The Federal Circuit examined this instruction and determined that it contained "an erroneous statement of law."

As noted by the Federal Circuit, "[t]he Supreme Court [in Pfaff v. Wells Electronics., Inc.] has explained that the § 102(b) on-sale bar applies when two conditions are met before the critical date:

  1. the product is the subject of a commercial offer for sale, and
  2. the invention is ready for patenting."

The Federal Circuit noted that these requirements can be met at different points in time, and held that the invention need not be ready for patenting at the time of the offer for sale, as long as the invention is conceived prior to the critical date. In essence, the subsequent conception “perfects” the offer for sale, giving rise to an on-sale bar.

In reaching this interpretation of the statute, the Federal Circuit focused on the policy behind §102(b) of "encourage[ing] prompt disclosure of new inventions and in particular limit[ing] commercial exploitation of an invention prior to filing for a patent application." The court also cited its 2001 decision in Robotic Vision Systems, Inc. v. View Engineering, Inc., where the court found that the on-sale bar was "triggered by a prior commercial offer for sale and a subsequent enabling disclosure that demonstrated that the invention was ready for patenting prior to the critical date."

The Federal Circuit notes that an inventor can spare himself these consequences of an early offer for sale by retracting any offer for sale made prior to conception, but warns,

[I]f an offer for sale is extended and remains open, a subsequent conception will cause it to become an offer for sale of the invention as of the conception date.

The Federal Circuit indicated that a remand would be required to resolve the factual issue of whether August Tech had conceived of the NSX-80 device prior to the critical date, but did not order such a remand because it found that even if the NSX-80 device did qualify as prior art, it did not render the asserted claims obvious. The court therefore affirmed the district court's denial of Camtek's motions on obviousness.

A Step Too Far?

My first reaction to the on-sale bar discussion in this case is, "Is it dicta?" Because the court ultimately determined that even if the NSX-80 device did qualify as prior art, the asserted claims were not obvious, the entire analysis is not essential to the decision.

My next reaction was to re-read the Robotic Vision Systems case to see if the court’s views here really were required by that earlier decision. In contrast to the reasoning here, the court in Robotic Vision Systems was careful to clarify that it was not holding that mere conception perfected an offer for sale:

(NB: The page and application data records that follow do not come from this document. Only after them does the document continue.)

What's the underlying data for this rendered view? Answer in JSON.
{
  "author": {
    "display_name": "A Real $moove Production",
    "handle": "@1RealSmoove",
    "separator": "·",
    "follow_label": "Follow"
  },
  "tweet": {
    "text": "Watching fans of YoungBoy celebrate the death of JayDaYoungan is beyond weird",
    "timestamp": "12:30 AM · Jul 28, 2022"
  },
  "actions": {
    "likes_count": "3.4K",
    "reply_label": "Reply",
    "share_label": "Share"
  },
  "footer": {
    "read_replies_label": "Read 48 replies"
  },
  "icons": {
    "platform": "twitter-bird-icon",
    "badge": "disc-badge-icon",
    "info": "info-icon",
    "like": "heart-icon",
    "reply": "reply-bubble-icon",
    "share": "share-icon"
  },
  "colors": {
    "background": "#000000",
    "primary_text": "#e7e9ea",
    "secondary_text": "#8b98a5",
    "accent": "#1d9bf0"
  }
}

[W]hile it is true that in order for an "invention" to be on sale under § 102(b) there must be a complete conception . . . the test for determining whether that invention is complete also requires proof that the invention was enabled prior to the critical date. . . . Thus, in this case, the district court did not reach the conclusion that Robotic’s invention was ready for patenting merely because the inventor’s internal disclosure proved a complete conception; rather, the court concluded that the invention was ready for patenting because the inventor’s disclosure was also an enabling disclosure, i.e., one that was sufficiently specific to enable his co-worker, who was a person skilled in the art, to practice the invention.

In August Tech, the Federal Circuit skipped over the Robotic Vision Systems requirement for enablement, and cited only Pfaff’s definition of "invention" as ""the inventor’s conception." However, requiring enablement for an on-sale bar is consistent with the §102(b) policy of limiting commercial exploitation prior to filing for a patent application, because a patent application cannot be filed unless and until the inventor is able to provide an enabling disclosure.

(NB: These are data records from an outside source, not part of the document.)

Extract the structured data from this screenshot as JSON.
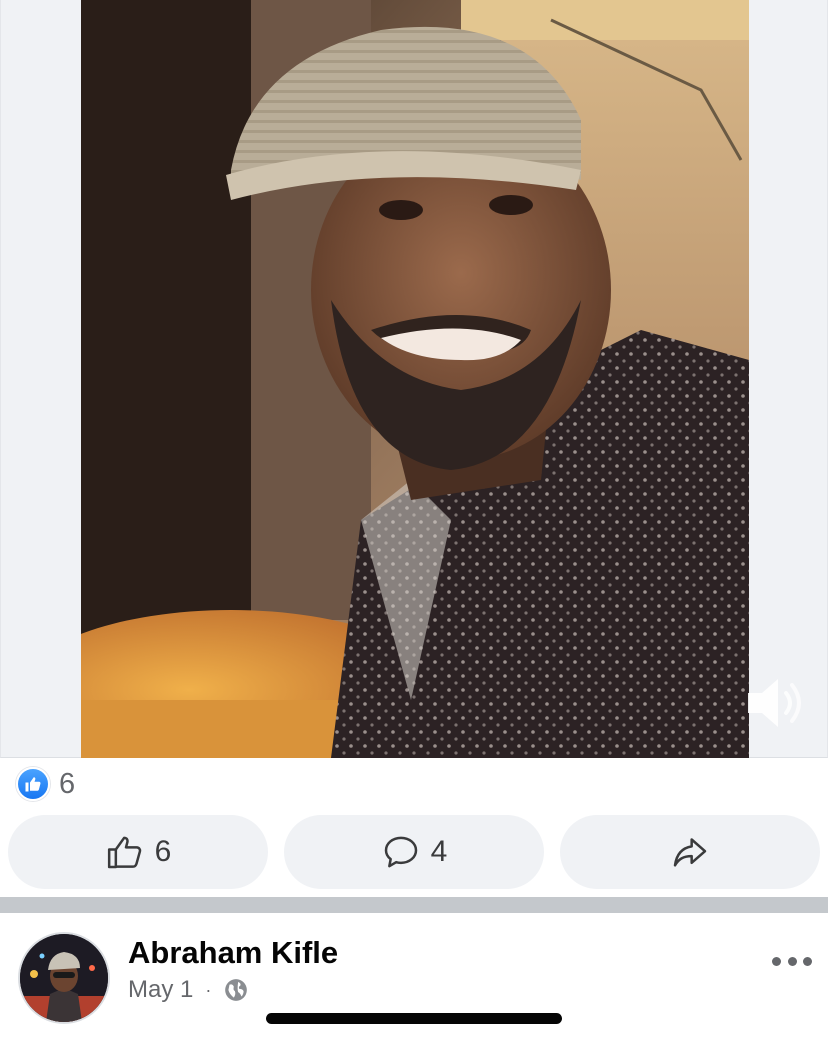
{
  "post_top": {
    "reactions": {
      "icon": "like-reaction-icon",
      "count": "6"
    },
    "actions": {
      "like": {
        "icon": "thumbs-up-outline-icon",
        "count": "6"
      },
      "comment": {
        "icon": "comment-bubble-icon",
        "count": "4"
      },
      "share": {
        "icon": "share-arrow-icon"
      }
    },
    "video": {
      "volume_icon": "speaker-volume-icon"
    }
  },
  "next_post": {
    "author": "Abraham Kifle",
    "date": "May 1",
    "separator": "·",
    "privacy_icon": "globe-icon",
    "menu_icon": "more-options-icon"
  },
  "colors": {
    "accent": "#1877f2",
    "button_bg": "#f0f2f5",
    "secondary_text": "#65676b",
    "primary_text": "#050505"
  }
}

Thus, the Federal Circuit in August Tech may have gone to far both in analyzing an issue that was not germane to its decision and in concluding that an invention can be lost to an on-sale bar even if it was not enabled prior to the critical date.